Entries taken from a collection
----
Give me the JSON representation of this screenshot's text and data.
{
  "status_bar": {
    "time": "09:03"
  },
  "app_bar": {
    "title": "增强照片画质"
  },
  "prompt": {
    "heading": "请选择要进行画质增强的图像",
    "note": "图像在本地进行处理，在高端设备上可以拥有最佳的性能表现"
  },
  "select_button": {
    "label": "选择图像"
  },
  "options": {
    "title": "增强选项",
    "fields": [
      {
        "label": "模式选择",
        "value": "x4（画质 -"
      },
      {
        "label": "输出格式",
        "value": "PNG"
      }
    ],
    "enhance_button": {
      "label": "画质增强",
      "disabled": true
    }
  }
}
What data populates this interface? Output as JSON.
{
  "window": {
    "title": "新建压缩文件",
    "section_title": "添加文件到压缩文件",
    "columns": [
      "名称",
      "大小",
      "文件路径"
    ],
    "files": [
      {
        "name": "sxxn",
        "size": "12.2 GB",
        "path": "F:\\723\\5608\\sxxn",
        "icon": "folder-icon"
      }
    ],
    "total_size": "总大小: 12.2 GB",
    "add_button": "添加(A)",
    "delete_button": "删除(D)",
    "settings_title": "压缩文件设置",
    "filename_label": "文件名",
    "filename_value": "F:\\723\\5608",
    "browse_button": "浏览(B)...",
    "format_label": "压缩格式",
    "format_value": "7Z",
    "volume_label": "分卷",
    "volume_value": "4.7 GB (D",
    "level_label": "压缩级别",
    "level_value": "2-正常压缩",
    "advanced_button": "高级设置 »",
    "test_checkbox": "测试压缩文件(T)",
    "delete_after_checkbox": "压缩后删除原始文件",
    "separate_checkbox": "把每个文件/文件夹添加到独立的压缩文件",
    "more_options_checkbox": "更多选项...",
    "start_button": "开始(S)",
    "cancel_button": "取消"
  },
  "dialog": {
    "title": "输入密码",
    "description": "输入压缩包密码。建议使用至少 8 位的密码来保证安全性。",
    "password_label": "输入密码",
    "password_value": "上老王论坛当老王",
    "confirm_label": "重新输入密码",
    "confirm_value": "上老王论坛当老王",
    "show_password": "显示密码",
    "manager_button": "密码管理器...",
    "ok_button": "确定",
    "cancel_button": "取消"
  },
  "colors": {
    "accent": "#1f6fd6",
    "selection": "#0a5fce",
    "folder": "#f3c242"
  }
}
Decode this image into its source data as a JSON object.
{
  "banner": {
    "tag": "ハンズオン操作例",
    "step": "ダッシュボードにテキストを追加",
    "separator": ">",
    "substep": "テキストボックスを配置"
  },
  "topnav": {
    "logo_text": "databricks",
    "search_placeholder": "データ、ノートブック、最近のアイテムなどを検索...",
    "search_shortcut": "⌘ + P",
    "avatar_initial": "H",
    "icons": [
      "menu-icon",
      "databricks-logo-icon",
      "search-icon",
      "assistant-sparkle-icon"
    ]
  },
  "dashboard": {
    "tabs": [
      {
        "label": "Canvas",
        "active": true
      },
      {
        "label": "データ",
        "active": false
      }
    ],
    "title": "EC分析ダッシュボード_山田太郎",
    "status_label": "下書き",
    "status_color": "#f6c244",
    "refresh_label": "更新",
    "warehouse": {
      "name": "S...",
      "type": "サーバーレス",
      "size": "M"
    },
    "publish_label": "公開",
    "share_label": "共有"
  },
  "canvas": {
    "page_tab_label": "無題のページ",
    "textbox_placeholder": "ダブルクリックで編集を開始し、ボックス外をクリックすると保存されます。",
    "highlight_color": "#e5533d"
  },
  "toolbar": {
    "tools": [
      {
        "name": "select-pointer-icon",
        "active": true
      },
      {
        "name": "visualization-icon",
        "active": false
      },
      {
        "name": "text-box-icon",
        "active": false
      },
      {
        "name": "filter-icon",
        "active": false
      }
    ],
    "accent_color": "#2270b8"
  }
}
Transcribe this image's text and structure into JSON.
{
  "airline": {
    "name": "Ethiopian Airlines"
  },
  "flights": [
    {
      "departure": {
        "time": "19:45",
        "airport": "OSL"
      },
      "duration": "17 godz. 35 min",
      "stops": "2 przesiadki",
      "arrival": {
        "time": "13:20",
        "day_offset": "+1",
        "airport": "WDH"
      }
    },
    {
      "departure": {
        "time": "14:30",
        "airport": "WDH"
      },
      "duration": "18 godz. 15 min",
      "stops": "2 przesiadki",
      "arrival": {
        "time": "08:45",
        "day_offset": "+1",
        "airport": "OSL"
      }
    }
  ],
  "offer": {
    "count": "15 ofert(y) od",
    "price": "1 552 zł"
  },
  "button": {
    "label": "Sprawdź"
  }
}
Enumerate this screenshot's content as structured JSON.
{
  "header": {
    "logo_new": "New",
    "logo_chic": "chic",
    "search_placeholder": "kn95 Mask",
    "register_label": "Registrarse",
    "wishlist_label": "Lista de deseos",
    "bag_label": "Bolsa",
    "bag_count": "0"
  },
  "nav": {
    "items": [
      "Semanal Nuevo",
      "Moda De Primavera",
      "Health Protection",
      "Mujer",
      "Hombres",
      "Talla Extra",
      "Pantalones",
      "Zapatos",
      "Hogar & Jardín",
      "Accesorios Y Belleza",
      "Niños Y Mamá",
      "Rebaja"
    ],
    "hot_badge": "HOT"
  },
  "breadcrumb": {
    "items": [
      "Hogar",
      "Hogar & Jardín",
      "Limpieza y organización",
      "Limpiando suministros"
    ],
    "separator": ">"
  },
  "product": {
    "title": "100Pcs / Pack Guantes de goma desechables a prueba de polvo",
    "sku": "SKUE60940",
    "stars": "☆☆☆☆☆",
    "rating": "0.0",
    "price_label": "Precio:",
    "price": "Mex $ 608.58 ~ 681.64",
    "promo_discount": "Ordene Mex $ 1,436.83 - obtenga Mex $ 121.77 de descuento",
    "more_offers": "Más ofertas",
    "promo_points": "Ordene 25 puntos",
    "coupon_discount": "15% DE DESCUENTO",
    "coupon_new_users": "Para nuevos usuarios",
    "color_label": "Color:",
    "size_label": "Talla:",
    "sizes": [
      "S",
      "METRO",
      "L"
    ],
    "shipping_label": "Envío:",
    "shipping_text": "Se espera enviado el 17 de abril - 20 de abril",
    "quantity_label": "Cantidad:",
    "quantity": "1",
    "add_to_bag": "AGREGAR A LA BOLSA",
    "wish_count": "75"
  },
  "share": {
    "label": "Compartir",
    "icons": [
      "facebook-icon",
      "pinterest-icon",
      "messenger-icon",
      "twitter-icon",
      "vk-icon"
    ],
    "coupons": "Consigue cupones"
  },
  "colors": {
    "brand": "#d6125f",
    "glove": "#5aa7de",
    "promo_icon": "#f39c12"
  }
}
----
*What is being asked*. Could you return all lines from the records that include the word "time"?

*Finished exercise*.
    "time": "09:03"
        "time": "19:45",
        "time": "13:20",
        "time": "14:30",
        "time": "08:45",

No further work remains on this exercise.